Data provided:
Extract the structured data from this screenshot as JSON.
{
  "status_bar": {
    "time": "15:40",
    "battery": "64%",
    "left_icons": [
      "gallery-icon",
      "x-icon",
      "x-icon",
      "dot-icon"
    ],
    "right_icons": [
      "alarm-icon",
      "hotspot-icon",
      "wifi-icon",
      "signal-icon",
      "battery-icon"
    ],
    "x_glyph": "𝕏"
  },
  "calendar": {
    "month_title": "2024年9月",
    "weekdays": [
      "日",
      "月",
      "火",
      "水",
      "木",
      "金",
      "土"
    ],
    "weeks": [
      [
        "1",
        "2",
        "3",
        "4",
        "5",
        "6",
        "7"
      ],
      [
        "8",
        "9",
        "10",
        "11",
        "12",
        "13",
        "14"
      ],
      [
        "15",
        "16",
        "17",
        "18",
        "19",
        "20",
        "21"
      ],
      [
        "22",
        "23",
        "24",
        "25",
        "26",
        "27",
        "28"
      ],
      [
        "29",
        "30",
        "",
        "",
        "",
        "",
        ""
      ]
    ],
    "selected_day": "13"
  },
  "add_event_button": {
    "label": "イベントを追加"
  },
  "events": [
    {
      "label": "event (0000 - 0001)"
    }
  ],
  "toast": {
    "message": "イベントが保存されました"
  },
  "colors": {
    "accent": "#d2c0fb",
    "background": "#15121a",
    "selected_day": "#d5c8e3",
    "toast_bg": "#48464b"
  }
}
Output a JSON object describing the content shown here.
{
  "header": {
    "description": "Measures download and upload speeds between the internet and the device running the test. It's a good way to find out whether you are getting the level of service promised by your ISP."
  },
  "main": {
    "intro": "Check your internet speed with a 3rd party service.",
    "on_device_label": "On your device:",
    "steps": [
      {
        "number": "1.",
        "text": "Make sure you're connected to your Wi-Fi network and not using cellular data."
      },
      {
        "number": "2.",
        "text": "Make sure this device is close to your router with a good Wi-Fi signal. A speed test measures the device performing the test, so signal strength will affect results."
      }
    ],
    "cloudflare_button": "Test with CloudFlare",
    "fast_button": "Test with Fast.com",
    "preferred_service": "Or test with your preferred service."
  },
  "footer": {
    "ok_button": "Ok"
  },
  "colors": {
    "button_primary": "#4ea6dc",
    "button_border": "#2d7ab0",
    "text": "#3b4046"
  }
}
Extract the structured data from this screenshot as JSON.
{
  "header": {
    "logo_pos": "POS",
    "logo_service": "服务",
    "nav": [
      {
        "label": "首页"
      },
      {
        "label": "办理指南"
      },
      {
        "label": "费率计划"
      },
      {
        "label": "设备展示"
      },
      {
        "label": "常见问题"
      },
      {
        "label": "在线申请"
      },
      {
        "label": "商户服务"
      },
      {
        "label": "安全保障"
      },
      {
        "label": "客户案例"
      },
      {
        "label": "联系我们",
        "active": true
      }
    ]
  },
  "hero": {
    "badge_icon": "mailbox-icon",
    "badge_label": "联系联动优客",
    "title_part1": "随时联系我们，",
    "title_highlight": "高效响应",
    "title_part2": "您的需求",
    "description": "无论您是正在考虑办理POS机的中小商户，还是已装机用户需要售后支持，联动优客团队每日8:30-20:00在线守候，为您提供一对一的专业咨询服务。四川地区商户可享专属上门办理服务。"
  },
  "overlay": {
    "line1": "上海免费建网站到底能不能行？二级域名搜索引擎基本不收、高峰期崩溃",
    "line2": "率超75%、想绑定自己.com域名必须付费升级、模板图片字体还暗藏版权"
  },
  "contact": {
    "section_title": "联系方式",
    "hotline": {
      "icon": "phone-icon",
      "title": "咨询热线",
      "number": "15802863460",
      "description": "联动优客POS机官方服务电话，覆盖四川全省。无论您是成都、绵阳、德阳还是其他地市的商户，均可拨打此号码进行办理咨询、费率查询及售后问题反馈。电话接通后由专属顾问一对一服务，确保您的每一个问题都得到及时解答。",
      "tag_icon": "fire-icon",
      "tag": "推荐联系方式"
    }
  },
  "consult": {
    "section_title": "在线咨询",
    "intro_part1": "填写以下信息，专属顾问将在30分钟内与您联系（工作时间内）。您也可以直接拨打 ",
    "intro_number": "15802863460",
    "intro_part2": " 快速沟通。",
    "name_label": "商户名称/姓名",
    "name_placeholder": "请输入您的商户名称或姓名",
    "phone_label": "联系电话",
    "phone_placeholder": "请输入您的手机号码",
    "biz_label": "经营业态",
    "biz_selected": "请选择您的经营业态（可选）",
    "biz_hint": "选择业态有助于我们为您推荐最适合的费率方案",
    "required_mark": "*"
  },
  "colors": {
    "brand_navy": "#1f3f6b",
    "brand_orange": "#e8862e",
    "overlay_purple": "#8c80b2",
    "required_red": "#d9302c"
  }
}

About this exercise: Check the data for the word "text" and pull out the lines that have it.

Solution for this task:
        "text": "Make sure you're connected to your Wi-Fi network and not using cellular data."
        "text": "Make sure this device is close to your router with a good Wi-Fi signal. A speed test measures the device performing the test, so signal strength will affect results."
    "text": "#3b4046"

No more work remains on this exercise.